Politics have derailed a proposed state constitutional law research center at North Carolina Central University School of Law.

The center was first proposed last spring by the N.C. Institute for Constitutional Law, a nonprofit that bills itself as a nonpartisan organization dedicated to education about the constitution and litigation. But some law faculty members and alumni raised concern that the $600,000 startup funding for the center, which would be independent from the institute, would come from Art Pope, a prominent Raleigh businessman known for his staunchly conservative views and for his financial support of Republicans.

The law school’s curriculum committee was slated to meet on Oct. 5 to make a recommendation about the proposed center, but Institute Executive Director Robert Orr sent a letter to law dean Raymond Pierce on Sept. 27 revoking the offer to locate the center at the school.

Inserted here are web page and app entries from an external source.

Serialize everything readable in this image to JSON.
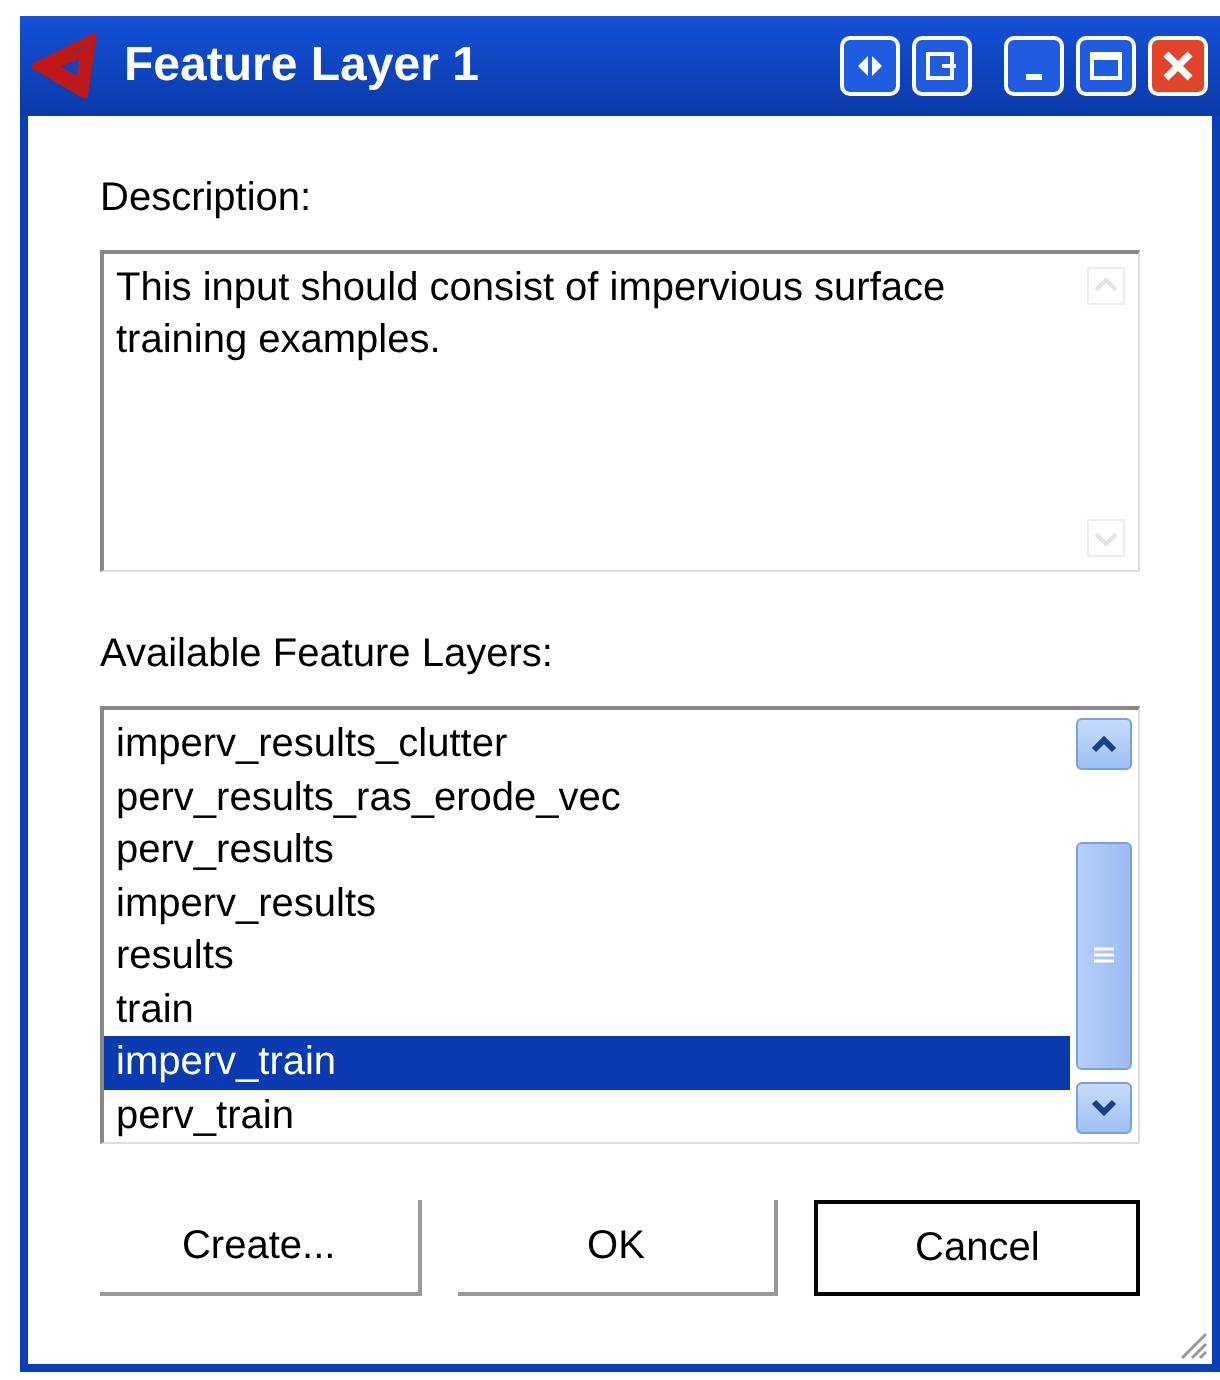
{
  "window": {
    "title": "Feature Layer 1"
  },
  "description": {
    "label": "Description:",
    "text": "This input should consist of impervious surface training examples."
  },
  "layers": {
    "label": "Available Feature Layers:",
    "items": [
      {
        "name": "imperv_results_clutter",
        "selected": false
      },
      {
        "name": "perv_results_ras_erode_vec",
        "selected": false
      },
      {
        "name": "perv_results",
        "selected": false
      },
      {
        "name": "imperv_results",
        "selected": false
      },
      {
        "name": "results",
        "selected": false
      },
      {
        "name": "train",
        "selected": false
      },
      {
        "name": "imperv_train",
        "selected": true
      },
      {
        "name": "perv_train",
        "selected": false
      }
    ]
  },
  "buttons": [
    {
      "label": "Create...",
      "default": false
    },
    {
      "label": "OK",
      "default": false
    },
    {
      "label": "Cancel",
      "default": true
    }
  ]
}
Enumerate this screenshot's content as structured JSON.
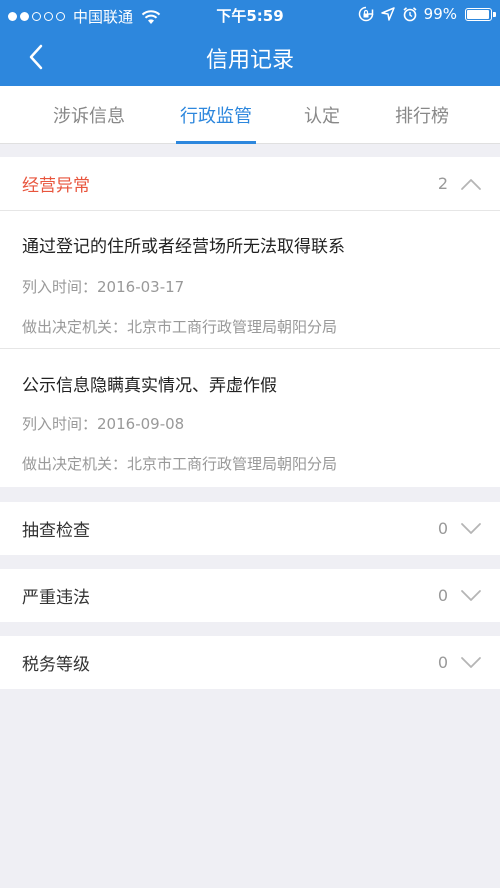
{
  "status_bar": {
    "carrier": "中国联通",
    "time": "下午5:59",
    "battery": "99%",
    "battery_level": 0.99,
    "icons": [
      "wifi-icon",
      "lock-rotation-icon",
      "location-icon",
      "alarm-icon",
      "battery-icon"
    ]
  },
  "nav": {
    "title": "信用记录",
    "back_icon": "chevron-left-icon"
  },
  "tabs": [
    {
      "label": "涉诉信息",
      "active": false
    },
    {
      "label": "行政监管",
      "active": true
    },
    {
      "label": "认定",
      "active": false
    },
    {
      "label": "排行榜",
      "active": false
    }
  ],
  "sections": [
    {
      "title": "经营异常",
      "count": "2",
      "expanded": true,
      "records": [
        {
          "title": "通过登记的住所或者经营场所无法取得联系",
          "date_label": "列入时间：",
          "date": "2016-03-17",
          "authority_label": "做出决定机关：",
          "authority": "北京市工商行政管理局朝阳分局"
        },
        {
          "title": "公示信息隐瞒真实情况、弄虚作假",
          "date_label": "列入时间：",
          "date": "2016-09-08",
          "authority_label": "做出决定机关：",
          "authority": "北京市工商行政管理局朝阳分局"
        }
      ]
    },
    {
      "title": "抽查检查",
      "count": "0",
      "expanded": false
    },
    {
      "title": "严重违法",
      "count": "0",
      "expanded": false
    },
    {
      "title": "税务等级",
      "count": "0",
      "expanded": false
    }
  ],
  "colors": {
    "primary": "#2d87dd",
    "danger": "#e8553d",
    "background": "#efeff4"
  }
}
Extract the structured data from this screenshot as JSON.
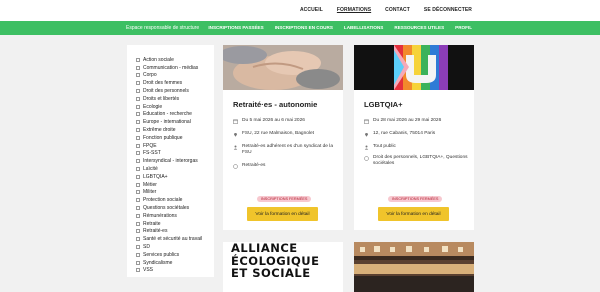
{
  "topnav": {
    "items": [
      "ACCUEIL",
      "FORMATIONS",
      "CONTACT",
      "SE DÉCONNECTER"
    ]
  },
  "greenbar": {
    "title": "Espace responsable de structure",
    "items": [
      "INSCRIPTIONS PASSÉES",
      "INSCRIPTIONS EN COURS",
      "LABELLISATIONS",
      "RESSOURCES UTILES",
      "PROFIL"
    ]
  },
  "sidebar": {
    "filters": [
      "Action sociale",
      "Communication - médias",
      "Corpo",
      "Droit des femmes",
      "Droit des personnels",
      "Droits et libertés",
      "Ecologie",
      "Education - recherche",
      "Europe - international",
      "Extrême droite",
      "Fonction publique",
      "FPQE",
      "FS-SST",
      "Intersyndical - interorgas",
      "Laïcité",
      "LGBTQIA+",
      "Métier",
      "Militer",
      "Protection sociale",
      "Questions sociétales",
      "Rémunérations",
      "Retraite",
      "Retraité-es",
      "Santé et sécurité au travail",
      "SD",
      "Services publics",
      "Syndicalisme",
      "VSS"
    ]
  },
  "cards": [
    {
      "title": "Retraité·es - autonomie",
      "date": "Du 5 mai 2026 au 6 mai 2026",
      "place": "FSU, 22 rue Malmaison, Bagnolet",
      "public": "Retraité-es adhérent es d'un syndicat de la FSU",
      "theme": "Retraité-es",
      "badge": "INSCRIPTIONS FERMÉES",
      "button": "Voir la formation en détail"
    },
    {
      "title": "LGBTQIA+",
      "date": "Du 28 mai 2026 au 29 mai 2026",
      "place": "12, rue Cabanis, 75014 Paris",
      "public": "Tout public",
      "theme": "Droit des personnels, LGBTQIA+, Questions sociétales",
      "badge": "INSCRIPTIONS FERMÉES",
      "button": "Voir la formation en détail"
    }
  ],
  "card3": {
    "image_text": [
      "ALLIANCE",
      "ÉCOLOGIQUE",
      "ET SOCIALE"
    ]
  },
  "colors": {
    "green": "#3dbf63",
    "yellow": "#f0c42b",
    "badge_bg": "#f7c8cf",
    "badge_fg": "#b0182d"
  }
}
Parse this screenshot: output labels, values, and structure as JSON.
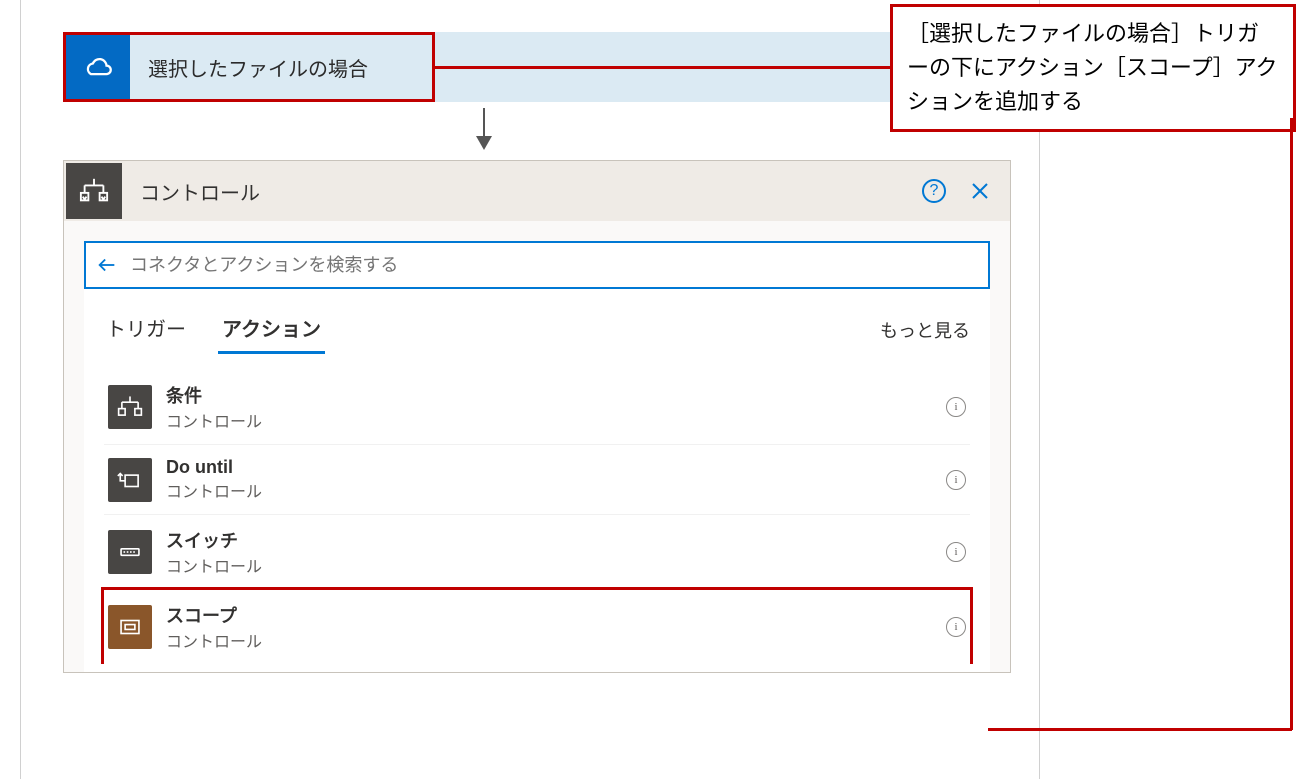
{
  "trigger": {
    "title": "選択したファイルの場合",
    "icon": "onedrive-icon"
  },
  "panel": {
    "title": "コントロール",
    "icon": "control-icon",
    "help_icon": "help-icon",
    "close_icon": "close-icon"
  },
  "search": {
    "placeholder": "コネクタとアクションを検索する",
    "back_icon": "back-arrow-icon"
  },
  "tabs": {
    "trigger_label": "トリガー",
    "action_label": "アクション",
    "more_label": "もっと見る",
    "active": "action"
  },
  "actions": [
    {
      "title": "条件",
      "sub": "コントロール",
      "icon": "condition-icon",
      "bg": "bg-dark",
      "highlight": false
    },
    {
      "title": "Do until",
      "sub": "コントロール",
      "icon": "do-until-icon",
      "bg": "bg-dark",
      "highlight": false
    },
    {
      "title": "スイッチ",
      "sub": "コントロール",
      "icon": "switch-icon",
      "bg": "bg-dark",
      "highlight": false
    },
    {
      "title": "スコープ",
      "sub": "コントロール",
      "icon": "scope-icon",
      "bg": "bg-brown",
      "highlight": true
    }
  ],
  "annotation": {
    "text": "［選択したファイルの場合］トリガーの下にアクション［スコープ］アクションを追加する"
  },
  "info_glyph": "i"
}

“This thing has dragged on for months now, and I finally said, “There are other things I’d rather be doing,” Orr said on Friday.

In his letter, Orr said that there have been “unfortunate misapprehensions about the governance and mission of such a center.”

Pierce said Friday that some alumni felt an association with Pope was incompatible with the law school’s mission.

“Art Pope is very active in politics, and people take politics personally,” he said. “It’s hard to disconnect politics from certain programs. Some alumni saw this center as linked to local political action.”

Instead of politics, Pierce said the law school’s curriculum committee had been weighing how the center would operate, where it would be housed, and how it would be funded after Pope’s three year financial commitment.

North Carolina Central is not the only law school to face questions in recent months about a potential donor. At least one faculty member at the University of California at Los Angeles School of Law last month publicly opposed the acceptance of a $10 million donation from alum Lowell Milken, who was investigated by securities regulators in the 1980s for his role in the junk bond market.

Karen Sloan can be contacted at ksloan@alm.com.